Note each line in the data below that holds "this", and copy it.

◇ ◇ ◇ ◇ ◇ ◇ ◇

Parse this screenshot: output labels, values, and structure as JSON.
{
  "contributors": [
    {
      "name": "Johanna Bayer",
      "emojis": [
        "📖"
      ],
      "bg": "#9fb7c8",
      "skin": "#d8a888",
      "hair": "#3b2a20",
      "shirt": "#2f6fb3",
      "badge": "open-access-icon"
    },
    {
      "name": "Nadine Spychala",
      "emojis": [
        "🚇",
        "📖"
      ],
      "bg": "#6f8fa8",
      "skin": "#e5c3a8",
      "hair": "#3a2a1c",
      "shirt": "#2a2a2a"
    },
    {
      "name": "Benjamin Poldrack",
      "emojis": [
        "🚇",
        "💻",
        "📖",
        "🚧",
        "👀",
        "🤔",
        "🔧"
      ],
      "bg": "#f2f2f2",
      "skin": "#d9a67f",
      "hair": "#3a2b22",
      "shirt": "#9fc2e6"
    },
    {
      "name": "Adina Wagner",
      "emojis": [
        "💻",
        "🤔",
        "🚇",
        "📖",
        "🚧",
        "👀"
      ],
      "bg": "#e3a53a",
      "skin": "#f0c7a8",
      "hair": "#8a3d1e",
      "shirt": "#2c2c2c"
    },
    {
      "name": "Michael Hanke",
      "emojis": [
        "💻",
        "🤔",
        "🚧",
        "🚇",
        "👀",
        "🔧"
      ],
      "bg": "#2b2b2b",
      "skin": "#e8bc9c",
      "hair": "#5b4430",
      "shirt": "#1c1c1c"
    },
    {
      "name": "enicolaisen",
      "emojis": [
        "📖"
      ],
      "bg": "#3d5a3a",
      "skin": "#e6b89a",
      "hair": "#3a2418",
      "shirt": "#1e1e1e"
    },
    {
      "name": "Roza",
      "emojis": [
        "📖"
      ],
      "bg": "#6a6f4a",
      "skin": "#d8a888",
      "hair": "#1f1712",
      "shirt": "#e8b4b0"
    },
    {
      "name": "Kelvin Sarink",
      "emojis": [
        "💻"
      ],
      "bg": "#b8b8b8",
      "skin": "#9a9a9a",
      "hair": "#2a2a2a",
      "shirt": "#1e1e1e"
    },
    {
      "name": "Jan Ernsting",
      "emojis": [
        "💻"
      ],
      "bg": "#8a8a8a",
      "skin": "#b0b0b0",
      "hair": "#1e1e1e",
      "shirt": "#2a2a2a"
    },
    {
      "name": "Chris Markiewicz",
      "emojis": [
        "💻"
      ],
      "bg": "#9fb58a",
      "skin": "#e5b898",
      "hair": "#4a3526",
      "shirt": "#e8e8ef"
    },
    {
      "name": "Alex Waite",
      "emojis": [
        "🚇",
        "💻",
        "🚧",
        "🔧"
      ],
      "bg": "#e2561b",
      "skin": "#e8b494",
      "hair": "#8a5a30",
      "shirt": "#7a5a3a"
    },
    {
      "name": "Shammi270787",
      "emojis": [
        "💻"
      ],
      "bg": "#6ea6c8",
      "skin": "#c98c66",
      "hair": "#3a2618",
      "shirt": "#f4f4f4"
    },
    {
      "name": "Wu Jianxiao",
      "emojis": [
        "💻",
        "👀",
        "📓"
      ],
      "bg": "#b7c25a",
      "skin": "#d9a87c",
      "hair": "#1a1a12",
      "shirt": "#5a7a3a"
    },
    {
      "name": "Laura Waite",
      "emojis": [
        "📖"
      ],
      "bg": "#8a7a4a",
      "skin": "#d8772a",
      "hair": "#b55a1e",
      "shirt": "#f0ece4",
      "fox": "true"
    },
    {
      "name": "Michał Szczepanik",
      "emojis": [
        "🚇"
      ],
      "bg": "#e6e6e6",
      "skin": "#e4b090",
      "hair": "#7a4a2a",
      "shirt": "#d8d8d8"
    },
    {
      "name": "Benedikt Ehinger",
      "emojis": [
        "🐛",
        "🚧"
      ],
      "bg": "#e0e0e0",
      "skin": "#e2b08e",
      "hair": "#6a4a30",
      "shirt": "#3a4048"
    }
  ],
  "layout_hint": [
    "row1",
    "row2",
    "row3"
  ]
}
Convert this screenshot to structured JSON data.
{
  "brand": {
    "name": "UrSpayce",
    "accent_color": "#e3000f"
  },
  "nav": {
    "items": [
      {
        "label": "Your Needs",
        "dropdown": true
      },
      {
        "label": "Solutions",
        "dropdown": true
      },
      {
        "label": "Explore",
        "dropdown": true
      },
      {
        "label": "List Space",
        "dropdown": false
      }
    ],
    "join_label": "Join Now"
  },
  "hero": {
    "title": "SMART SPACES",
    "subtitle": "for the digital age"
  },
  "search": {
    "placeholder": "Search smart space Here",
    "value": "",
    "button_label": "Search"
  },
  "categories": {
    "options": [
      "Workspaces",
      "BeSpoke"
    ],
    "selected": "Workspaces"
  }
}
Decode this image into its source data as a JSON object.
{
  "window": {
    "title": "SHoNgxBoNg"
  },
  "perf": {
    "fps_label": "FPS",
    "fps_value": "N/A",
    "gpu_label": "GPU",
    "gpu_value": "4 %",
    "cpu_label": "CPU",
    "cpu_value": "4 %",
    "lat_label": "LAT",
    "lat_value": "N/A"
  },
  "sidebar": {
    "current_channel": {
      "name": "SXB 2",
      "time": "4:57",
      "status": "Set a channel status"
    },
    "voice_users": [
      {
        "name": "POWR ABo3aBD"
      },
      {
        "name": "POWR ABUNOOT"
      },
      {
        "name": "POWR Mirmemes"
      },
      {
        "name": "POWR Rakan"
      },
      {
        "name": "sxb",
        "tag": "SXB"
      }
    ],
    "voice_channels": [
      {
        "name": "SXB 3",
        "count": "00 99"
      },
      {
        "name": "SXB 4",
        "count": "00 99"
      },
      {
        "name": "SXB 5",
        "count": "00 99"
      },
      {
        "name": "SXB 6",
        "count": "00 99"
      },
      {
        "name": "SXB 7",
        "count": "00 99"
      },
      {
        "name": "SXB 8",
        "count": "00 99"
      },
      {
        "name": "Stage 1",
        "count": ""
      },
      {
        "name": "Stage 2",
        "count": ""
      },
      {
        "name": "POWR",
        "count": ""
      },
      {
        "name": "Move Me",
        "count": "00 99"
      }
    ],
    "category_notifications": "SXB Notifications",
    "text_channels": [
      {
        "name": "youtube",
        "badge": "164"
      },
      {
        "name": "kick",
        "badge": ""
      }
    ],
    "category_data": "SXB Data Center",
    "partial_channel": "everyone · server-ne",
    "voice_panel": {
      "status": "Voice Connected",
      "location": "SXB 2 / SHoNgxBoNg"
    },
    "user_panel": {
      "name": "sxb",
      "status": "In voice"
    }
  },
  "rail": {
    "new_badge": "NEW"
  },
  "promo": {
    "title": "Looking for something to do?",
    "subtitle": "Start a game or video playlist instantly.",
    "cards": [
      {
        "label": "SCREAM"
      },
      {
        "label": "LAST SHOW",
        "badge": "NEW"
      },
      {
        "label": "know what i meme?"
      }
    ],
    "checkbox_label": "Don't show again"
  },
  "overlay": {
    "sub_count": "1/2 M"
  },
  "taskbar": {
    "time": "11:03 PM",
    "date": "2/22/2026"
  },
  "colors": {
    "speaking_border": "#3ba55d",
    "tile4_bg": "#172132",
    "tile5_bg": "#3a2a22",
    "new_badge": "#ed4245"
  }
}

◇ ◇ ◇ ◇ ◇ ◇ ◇

* [WRITTEN RESPONSE]
Parse this screenshot: output labels, values, and structure as JSON.
Convert this screenshot to structured JSON data.
Decode this image into its source data as a JSON object.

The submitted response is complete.